Beautiful as it is, the Garden Route would prove to be but a staging point on a journey that would eventually take Bezuidenhout to New Zealand for a new life – and a new sporting career.
“I knew that if I put in the work I could possibly become a White Fern,” she says.
A change to the ICC rules pushed back her eligibility by a year, but she didn’t have to wait long after clearing that hurdle in March - a month later being called up for the tour of England and Ireland to serve as Katey Martin’s understudy with the gloves, and a hard-hitting option in the lower middle order.
“When I did get the call-up it was an amazing experience,” she says. “It was very proud moment in my life.”
With Martin closing in on 34, Bezuidenhout appears to be the White Ferns keeper-in-waiting. For now, though, she is content to fill a back-up role and do her best to impress with the bat. She’s certainly in no hurry to depose Martin.
“Marty is a great person and a good coach for me as well. I’ve learned a lot from her. She’s a great human being, always willing to give advice wherever she can," she says.

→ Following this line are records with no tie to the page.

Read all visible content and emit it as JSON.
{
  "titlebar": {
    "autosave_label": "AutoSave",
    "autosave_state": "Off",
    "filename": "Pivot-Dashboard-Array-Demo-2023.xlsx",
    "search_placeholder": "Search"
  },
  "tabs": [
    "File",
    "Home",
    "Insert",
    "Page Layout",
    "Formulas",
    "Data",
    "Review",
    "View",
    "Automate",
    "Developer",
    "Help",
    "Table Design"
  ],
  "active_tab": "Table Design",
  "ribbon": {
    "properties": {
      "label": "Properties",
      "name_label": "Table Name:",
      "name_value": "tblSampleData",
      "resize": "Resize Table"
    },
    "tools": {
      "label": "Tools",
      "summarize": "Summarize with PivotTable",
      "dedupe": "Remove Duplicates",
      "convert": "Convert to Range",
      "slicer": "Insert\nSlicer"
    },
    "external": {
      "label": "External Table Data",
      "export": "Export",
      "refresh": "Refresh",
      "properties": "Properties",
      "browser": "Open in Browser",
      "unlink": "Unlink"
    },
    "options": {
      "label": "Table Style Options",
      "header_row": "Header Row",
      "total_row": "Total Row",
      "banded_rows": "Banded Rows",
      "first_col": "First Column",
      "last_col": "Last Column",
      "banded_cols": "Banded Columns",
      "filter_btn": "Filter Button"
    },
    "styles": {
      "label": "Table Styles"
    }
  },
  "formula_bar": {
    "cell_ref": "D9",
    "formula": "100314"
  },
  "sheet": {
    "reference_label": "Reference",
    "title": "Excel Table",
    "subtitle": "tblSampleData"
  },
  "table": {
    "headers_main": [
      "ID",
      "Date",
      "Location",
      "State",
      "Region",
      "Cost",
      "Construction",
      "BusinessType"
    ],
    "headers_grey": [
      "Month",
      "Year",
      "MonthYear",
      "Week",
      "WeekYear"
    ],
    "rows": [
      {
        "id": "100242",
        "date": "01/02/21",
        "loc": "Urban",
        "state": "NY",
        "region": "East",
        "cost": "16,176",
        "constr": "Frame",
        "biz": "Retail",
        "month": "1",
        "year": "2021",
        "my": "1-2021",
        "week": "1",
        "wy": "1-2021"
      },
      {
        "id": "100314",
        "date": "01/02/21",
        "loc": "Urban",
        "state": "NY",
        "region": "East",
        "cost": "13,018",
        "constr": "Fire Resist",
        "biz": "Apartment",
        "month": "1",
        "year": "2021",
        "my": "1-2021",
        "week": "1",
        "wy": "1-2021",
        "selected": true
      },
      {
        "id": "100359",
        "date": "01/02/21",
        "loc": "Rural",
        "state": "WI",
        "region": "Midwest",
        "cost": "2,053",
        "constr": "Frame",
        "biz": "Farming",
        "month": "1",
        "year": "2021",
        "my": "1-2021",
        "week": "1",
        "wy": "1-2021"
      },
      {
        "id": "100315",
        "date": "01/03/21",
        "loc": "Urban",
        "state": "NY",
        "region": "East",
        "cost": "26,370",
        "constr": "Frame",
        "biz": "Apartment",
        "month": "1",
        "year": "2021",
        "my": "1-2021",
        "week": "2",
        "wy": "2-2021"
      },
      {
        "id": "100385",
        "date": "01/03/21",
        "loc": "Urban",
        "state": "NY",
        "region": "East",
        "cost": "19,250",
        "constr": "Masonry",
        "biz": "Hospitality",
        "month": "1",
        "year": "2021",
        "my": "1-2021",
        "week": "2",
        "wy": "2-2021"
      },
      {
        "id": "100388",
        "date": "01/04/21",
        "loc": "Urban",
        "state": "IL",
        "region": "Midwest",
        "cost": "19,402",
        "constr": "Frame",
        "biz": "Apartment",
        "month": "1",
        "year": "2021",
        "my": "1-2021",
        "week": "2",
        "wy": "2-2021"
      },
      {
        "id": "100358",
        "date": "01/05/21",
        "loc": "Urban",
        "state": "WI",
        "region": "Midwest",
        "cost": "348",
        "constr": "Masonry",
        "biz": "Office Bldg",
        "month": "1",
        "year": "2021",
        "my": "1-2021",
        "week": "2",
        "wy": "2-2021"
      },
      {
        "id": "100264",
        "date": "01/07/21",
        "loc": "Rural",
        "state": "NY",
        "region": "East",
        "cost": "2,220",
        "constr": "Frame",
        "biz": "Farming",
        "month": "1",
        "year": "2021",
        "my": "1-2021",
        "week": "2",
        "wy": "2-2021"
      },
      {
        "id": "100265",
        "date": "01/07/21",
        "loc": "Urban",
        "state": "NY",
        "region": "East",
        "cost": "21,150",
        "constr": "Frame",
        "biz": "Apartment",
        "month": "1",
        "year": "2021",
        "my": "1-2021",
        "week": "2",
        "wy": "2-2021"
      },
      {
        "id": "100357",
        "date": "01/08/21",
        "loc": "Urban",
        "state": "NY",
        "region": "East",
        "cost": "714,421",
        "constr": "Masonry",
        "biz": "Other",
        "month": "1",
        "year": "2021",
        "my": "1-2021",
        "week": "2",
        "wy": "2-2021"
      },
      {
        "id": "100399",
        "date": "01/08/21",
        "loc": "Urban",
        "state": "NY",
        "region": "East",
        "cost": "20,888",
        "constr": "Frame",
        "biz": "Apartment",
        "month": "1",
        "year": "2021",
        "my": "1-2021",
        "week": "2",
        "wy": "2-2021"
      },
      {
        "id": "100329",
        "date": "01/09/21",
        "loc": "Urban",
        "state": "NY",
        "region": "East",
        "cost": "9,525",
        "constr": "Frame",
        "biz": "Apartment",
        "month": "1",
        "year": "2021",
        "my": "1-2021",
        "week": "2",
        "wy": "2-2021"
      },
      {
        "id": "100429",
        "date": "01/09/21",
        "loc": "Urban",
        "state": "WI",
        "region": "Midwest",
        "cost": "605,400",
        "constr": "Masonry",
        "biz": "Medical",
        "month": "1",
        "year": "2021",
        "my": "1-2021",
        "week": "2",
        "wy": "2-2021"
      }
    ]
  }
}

“I just want the team to do well and she is definitely the person for that role, currently. Look, I still want to play another 10 years of international cricket. I’m willing to wait. I love batting as well, so if I am seen as just a batter then I am happy to play – anything to put on the White Ferns gear at the end of the day. But, also, whatever is best for the team. I’m not too worried about anything away from that.”
Based on the warm-up matches in Australia and a first hit-out in the West Indies against Sri Lanka, Bezuidenhout will slot into the batting order at six or seven for the T20 World Cup, and be tasked with chasing fast runs. Her results to date have been mixed, however a sparkling 20 at the death against Australia - that included two sixes - showed what she is capable of.
Although the Ferns were swept 3-0 by Australia and managed just a lone ODI victory against England, they fancy their chances over the coming weeks in the Caribbean.
“We really enjoy the [T20] format,” Bezuidenhout says. “We play an explosive brand of cricket and if we click on the day, I think we can beat any team.
“Obviously our experienced players are among the best in the world – with Amy Satterthwaite, Sophie Devine and Suzie Bates – and we’ve got one of the quickest bowlers in the world, if not the quickest, in Lea Tahuhu.
“It’s definitely a talented unit. The sky is the limit for us really.”